» What is needed: Collect all lines from the records below that include the word "Çekim".

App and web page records
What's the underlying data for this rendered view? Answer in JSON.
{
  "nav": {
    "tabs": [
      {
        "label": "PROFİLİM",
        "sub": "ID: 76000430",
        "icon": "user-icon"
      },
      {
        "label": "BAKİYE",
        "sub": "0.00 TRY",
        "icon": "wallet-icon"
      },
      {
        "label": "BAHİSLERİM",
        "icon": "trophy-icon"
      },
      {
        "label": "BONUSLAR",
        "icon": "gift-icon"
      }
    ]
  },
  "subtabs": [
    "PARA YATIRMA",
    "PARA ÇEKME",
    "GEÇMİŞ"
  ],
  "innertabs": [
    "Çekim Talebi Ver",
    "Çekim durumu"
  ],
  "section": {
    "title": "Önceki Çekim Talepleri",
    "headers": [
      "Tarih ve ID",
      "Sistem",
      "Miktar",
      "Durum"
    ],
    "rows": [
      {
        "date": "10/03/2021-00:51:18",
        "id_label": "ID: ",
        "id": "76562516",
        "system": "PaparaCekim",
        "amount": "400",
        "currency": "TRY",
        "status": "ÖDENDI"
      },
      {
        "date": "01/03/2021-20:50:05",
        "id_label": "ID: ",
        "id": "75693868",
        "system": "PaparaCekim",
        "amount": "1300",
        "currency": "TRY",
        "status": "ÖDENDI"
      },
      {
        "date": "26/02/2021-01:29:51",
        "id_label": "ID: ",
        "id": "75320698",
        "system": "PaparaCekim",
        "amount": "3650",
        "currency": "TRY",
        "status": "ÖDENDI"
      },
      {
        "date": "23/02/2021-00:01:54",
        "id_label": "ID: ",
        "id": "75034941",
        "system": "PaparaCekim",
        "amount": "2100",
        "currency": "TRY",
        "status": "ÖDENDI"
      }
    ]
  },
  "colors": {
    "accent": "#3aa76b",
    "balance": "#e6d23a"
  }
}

» Exercise solution:
    "Çekim Talebi Ver",
    "Çekim durumu"
    "title": "Önceki Çekim Talepleri",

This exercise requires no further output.